  • "Patterns of Regional Growth in Yugoslavia, 1952 1983", Journal of Development Economics, vol. 25, 1987.
  • "The Austrian Theory of the Labor Managed Firm", Journal of Comparative Economics, No.6, 1982.


  1. ^ Milanović, Branko. "globalinequality blog". Retrieved 23 April 2019.
  2. ^ "brániti" and "mȉo". Hrvatski jezični portal (in Croatian). Retrieved April 14, 2019.
  3. ^ "Stone Center: Branko Milanovic". Retrieved 17 January 2024.
  4. ^ "Affiliated Senior Scholars". Luxembourg Income Study. Retrieved 17 January 2024.
  5. ^ "Branko Milanovic joins LSE as Centennial Professor". London School of Economics and Political Science. 9 July 2019. Retrieved 2019-08-12.
  6. ^ "Branco Milanović". Institut Barcelona d'Estudis Internacionals. Retrieved 2019-10-20.
  7. ^ "Leading professor of inequality Branko Milanovic appointed to Groningen Maddison Chair". University of Groningen. 2019-11-14. Retrieved 2019-11-15.
  8. ^ Freeland, Chrystia (2 December 2011). "Workers of the Western world". Reuters. Retrieved 9 November 2012.
  9. ^ a b Rampell, Catherine (28 January 2011). "Thy Neighbor's Wealth". New York Times. Retrieved 9 November 2012.
  10. ^ a b "Branko Milanovic". World Bank. Archived from the original on 2012-07-26. Retrieved 9 November 2012.
  11. ^ a b Miu, Kimberly. "Branko Milanovic". Stone Center on Socio-Economic Inequality. Retrieved 2023-05-11.
  12. ^ "Branko Milanovic". Carnegie Endowment for International Peace. Retrieved 2012-12-09.
  13. ^ "Ekonomska nejednakost u Jugoslaviji". 27 December 2015. Retrieved 27 December 2015.
  14. ^ Wellisz, Chris (March 2019). "Chris Wellisz profiles Branko Milanovic, a leading scholar of inequality". International Monetary Fund. Retrieved 21 June 2023.
  15. ^ "The Frontiers of Inequality". The Economist. 6 December 2007. Retrieved 9 December 2011.

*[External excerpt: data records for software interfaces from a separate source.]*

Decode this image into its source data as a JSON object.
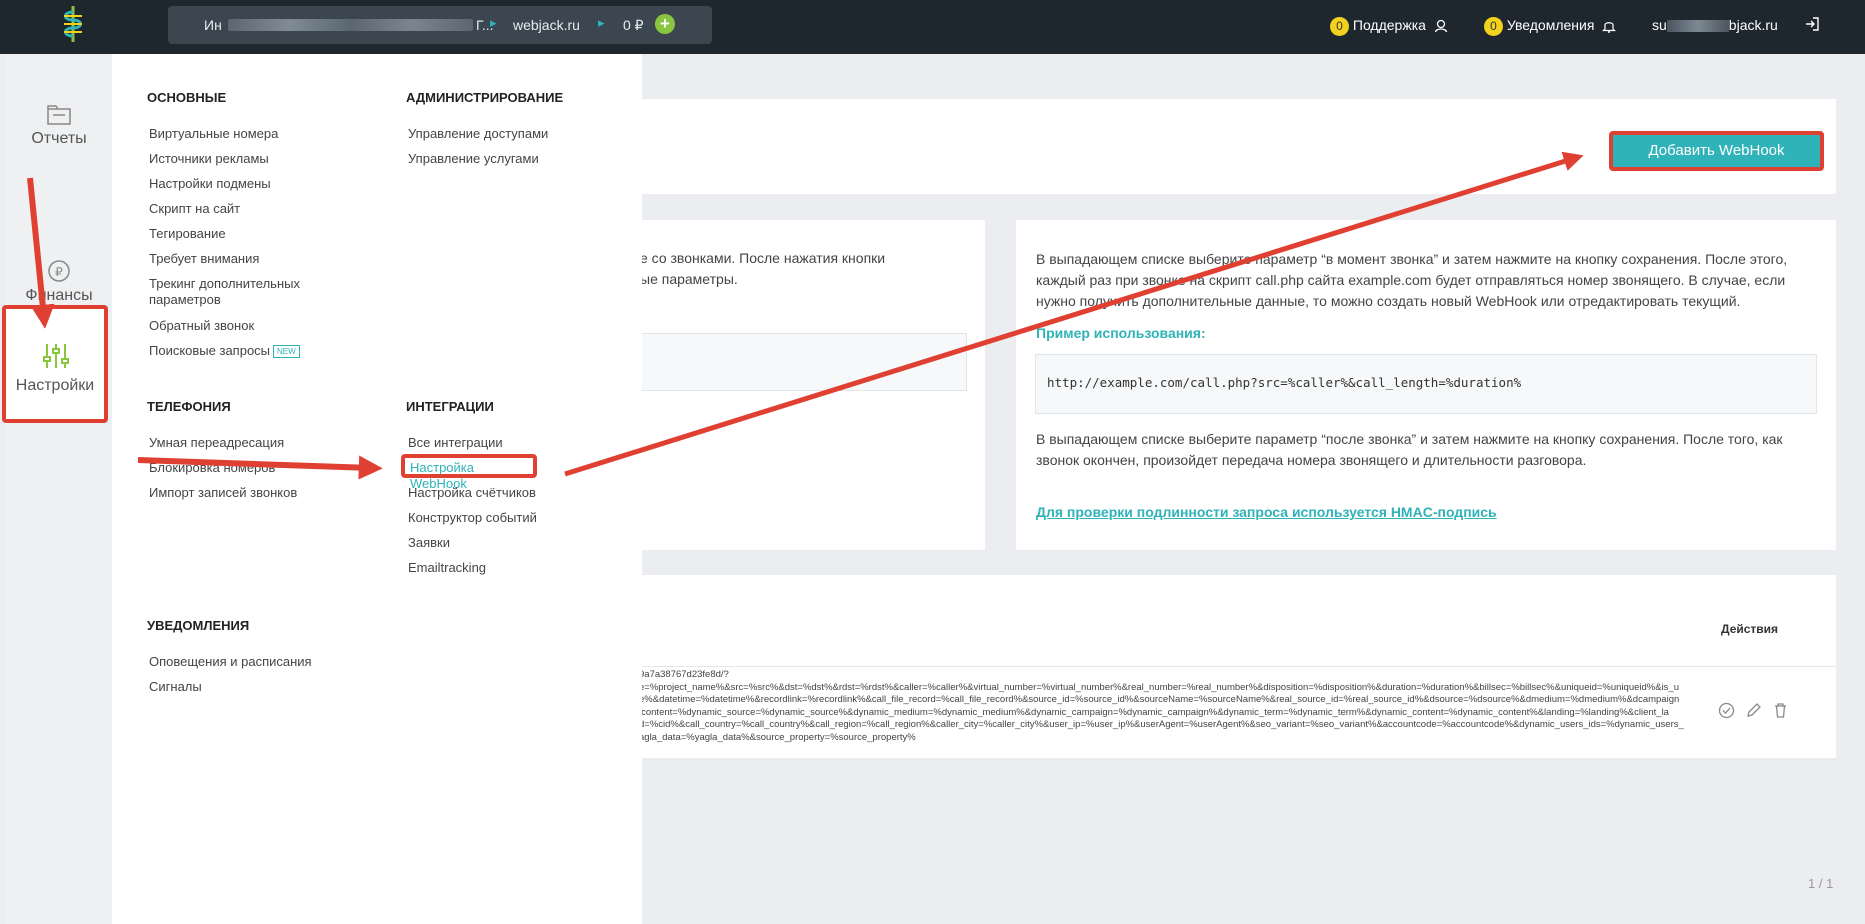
{
  "header": {
    "project_name": "Ин",
    "project_tail": "Г...",
    "site": "webjack.ru",
    "balance": "0 ₽",
    "add_balance": "+",
    "support_count": "0",
    "support_label": "Поддержка",
    "notif_count": "0",
    "notif_label": "Уведомления",
    "user_prefix": "su",
    "user_suffix": "bjack.ru"
  },
  "sidebar": {
    "reports": "Отчеты",
    "finance": "Финансы",
    "settings": "Настройки"
  },
  "menu": {
    "basic": {
      "title": "ОСНОВНЫЕ",
      "items": [
        "Виртуальные номера",
        "Источники рекламы",
        "Настройки подмены",
        "Скрипт на сайт",
        "Тегирование",
        "Требует внимания",
        "Трекинг дополнительных параметров",
        "Обратный звонок",
        "Поисковые запросы"
      ],
      "new_badge": "NEW"
    },
    "admin": {
      "title": "АДМИНИСТРИРОВАНИЕ",
      "items": [
        "Управление доступами",
        "Управление услугами"
      ]
    },
    "telephony": {
      "title": "ТЕЛЕФОНИЯ",
      "items": [
        "Умная переадресация",
        "Блокировка номеров",
        "Импорт записей звонков"
      ]
    },
    "integrations": {
      "title": "ИНТЕГРАЦИИ",
      "items": [
        "Все интеграции",
        "Настройка WebHook",
        "Настройка счётчиков",
        "Конструктор событий",
        "Заявки",
        "Emailtracking"
      ]
    },
    "notifications": {
      "title": "УВЕДОМЛЕНИЯ",
      "items": [
        "Оповещения и расписания",
        "Сигналы"
      ]
    }
  },
  "content": {
    "add_button": "Добавить WebHook",
    "left_text_1": "е со звонками. После нажатия кнопки",
    "left_text_2": "ые параметры.",
    "right_p1": "В выпадающем списке выберите параметр “в момент звонка” и затем нажмите на кнопку сохранения. После этого, каждый раз при звонке на скрипт call.php сайта example.com будет отправляться номер звонящего. В случае, если нужно получить дополнительные данные, то можно создать новый WebHook или отредактировать текущий.",
    "example_title": "Пример использования:",
    "example_code": "http://example.com/call.php?src=%caller%&call_length=%duration%",
    "right_p2": "В выпадающем списке выберите параметр “после звонка” и затем нажмите на кнопку сохранения. После того, как звонок окончен, произойдет передача номера звонящего и длительности разговора.",
    "hmac_link": "Для проверки подлинности запроса используется HMAC-подпись",
    "actions_header": "Действия",
    "url_lines": [
      "9a7a38767d23fe8d/?",
      "e=%project_name%&src=%src%&dst=%dst%&rdst=%rdst%&caller=%caller%&virtual_number=%virtual_number%&real_number=%real_number%&disposition=%disposition%&duration=%duration%&billsec=%billsec%&uniqueid=%uniqueid%&is_u",
      "e%&datetime=%datetime%&recordlink=%recordlink%&call_file_record=%call_file_record%&source_id=%source_id%&sourceName=%sourceName%&real_source_id=%real_source_id%&dsource=%dsource%&dmedium=%dmedium%&dcampaign",
      "lcontent=%dynamic_source=%dynamic_source%&dynamic_medium=%dynamic_medium%&dynamic_campaign=%dynamic_campaign%&dynamic_term=%dynamic_term%&dynamic_content=%dynamic_content%&landing=%landing%&client_la",
      "d=%cid%&call_country=%call_country%&call_region=%call_region%&caller_city=%caller_city%&user_ip=%user_ip%&userAgent=%userAgent%&seo_variant=%seo_variant%&accountcode=%accountcode%&dynamic_users_ids=%dynamic_users_",
      "agla_data=%yagla_data%&source_property=%source_property%"
    ],
    "pagination": "1 / 1"
  },
  "colors": {
    "accent": "#2fb3b8",
    "highlight": "#e04032",
    "topbar": "#1f272e"
  }
}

  16. ^ "The Globalist's Top Books of 2011". 22 December 2011. Retrieved 9 November 2012.
  17. ^ Pozuelo-Monfort, Jaime (8 June 2009). "Words Apart". Roubini Global Economics. Retrieved 9 November 2012.
  18. ^ "The FP Twitterati 2013". Foreign Policy. 13 August 2013. Retrieved 24 January 2014.
  19. ^ "Non-resident fellow". Center for Global Development. Retrieved 5 December 2014.
  20. ^ "globalinequality". Retrieved 15 November 2014.
  21. ^ "Global inequality". Retrieved 15 December 2015.
  22. ^ "Bruno-Kreisky-Preis Für Das Politische Buch 2016" [Bruno Kreisky Prize for political book 2016] (in German). Bruno Kreisky Forum. 22 March 2017. Retrieved 21 June 2023.
  23. ^ "Hans-Matthöfer-Preis für Wirtschaftspublizistik: Verleihung an Branko Milanović" [Hans Matthöfer Prize for Business Journalism: Awarded to Branko Milanović] (in German). Friedrich Ebert Foundation. Retrieved 21 June 2023.
  24. ^ "Best books of 2016: Economics". Financial Times. Retrieved 22 February 2017.
  25. ^ "2018 Leontief Prize Winners Mariana Mazzucato and Branko Milanovic". UCL Institute for Innovation and Public Purpose. University College London. 4 October 2018. Retrieved 21 June 2023.
  26. ^ "Capitalism, Alone". Retrieved 28 October 2020.
  27. ^ "The Best of Books 2020". Foreign Affairs. 4 December 2020. Retrieved 19 January 2021.
  28. ^ "The world's top 50 thinkers 2020". Prospect. 14 July 2020. Retrieved 21 June 2023.
  29. ^ Lakner, Christoph; Milanović, Branko (19 December 2013). "Global Income Distribution : From the Fall of the Berlin Wall to the Great Recession". Open Knowledge. Policy Research Working Papers. World Bank. doi:10.1596/1813-9450-6719. hdl:10986/16935. Retrieved 21 June 2023.
  30. ^ Walker, Andrew (4 October 2016). "Globalisation: Where on the elephant are you?". BBC. Retrieved 21 June 2023.
  31. ^ Milanović, Branco (6 October 2020). "Elephant who lost its trunk: Continued growth in Asia, but the slowdown in top 1% growth after the financial crisis". CEPR. Centre for Economic Policy Research. Retrieved 21 June 2023.
  32. ^ Giles, Chris (24 November 2011). "The globalisation elephant has left the room". Financial Times. Retrieved 21 June 2023.

External links[edit]